There are two main issues that can be explored when assessing whether the deceased’s will is the final word on their estate.

Challenging the will on a technical ground

A will can be challenged on a number of grounds including but not limited to fraud, lack of capacity on behalf of the will maker, undue influence, forgery or lack of the will maker having knowledge and approval of what is contained in the Will.

However, in order to have an ability to challenge the will on such grounds a person must show that they have an “Interest” in the deceased estate. That means you must have either an entitlement in a previous Will or an entitlement on Intestacy (if there is no Will) and you are entitled to a share of the deceased estate by way of your State Legislation.

Being left out of a will or not receiving a full entitlement under a will

If you are an eligible person you have the right to contest the will and make what is called a family provision claim. Eligible persons include:

  • a person who was the wife or husband of the deceased at the time of death,
  • a person with whom the deceased was living in a de facto relationship at the time of the death,
  • a child of the deceased,
  • a former wife or husband of the deceased,
  • a person:
    • who was, at any particular time, wholly or partly dependent on the deceased, and
    • who is a grandchild of the deceased or was, at that particular time or at any other time, a member of the household of which the deceased was a member,
  • person with whom the deceased was living in a close personal relationship at the time of the deceased’s death.

However this does not mean that an eligible person will automatically succeed in their claim.

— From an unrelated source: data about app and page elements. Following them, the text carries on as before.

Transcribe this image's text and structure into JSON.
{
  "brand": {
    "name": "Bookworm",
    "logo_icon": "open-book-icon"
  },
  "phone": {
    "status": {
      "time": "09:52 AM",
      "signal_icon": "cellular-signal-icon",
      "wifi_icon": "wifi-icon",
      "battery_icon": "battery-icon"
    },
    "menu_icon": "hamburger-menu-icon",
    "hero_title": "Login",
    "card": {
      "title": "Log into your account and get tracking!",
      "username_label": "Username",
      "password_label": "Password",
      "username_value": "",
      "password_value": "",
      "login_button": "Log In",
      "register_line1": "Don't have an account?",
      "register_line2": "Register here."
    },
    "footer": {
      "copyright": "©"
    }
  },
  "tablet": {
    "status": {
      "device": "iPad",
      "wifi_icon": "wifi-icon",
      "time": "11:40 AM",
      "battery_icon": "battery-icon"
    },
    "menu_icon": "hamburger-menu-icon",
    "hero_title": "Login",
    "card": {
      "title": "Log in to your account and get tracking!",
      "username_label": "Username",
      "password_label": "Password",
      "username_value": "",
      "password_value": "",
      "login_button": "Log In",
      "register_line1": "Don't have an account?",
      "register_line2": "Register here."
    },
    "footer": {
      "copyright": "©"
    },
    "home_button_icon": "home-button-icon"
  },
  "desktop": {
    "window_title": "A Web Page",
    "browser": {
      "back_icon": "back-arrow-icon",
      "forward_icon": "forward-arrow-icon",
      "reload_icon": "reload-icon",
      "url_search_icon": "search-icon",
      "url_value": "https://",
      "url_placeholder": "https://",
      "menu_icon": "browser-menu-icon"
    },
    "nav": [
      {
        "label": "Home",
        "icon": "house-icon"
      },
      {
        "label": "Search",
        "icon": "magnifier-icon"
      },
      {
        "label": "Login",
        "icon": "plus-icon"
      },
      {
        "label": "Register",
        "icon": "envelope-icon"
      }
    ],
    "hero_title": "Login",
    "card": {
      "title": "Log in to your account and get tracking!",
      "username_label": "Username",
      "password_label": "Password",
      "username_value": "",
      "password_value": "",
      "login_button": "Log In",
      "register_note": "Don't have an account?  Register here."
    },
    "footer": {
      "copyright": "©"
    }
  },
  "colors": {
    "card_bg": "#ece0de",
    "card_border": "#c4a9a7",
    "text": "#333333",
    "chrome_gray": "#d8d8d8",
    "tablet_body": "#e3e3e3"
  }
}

Their rights to family provision will involve the consideration of many factors including:

  • their relationship with the deceased;
  • any obligations or responsibilities owed by the deceased to them;
  • the size and content of the estate;
  • their financial circumstances;
  • their age;
  • any disability that they may have;
  • other beneficiary’s rights; and
  • many other factors.

If you think that the will of a loved one who has passed is not the final word on their estate, please contact your Best Practice Lawyer for expert advice.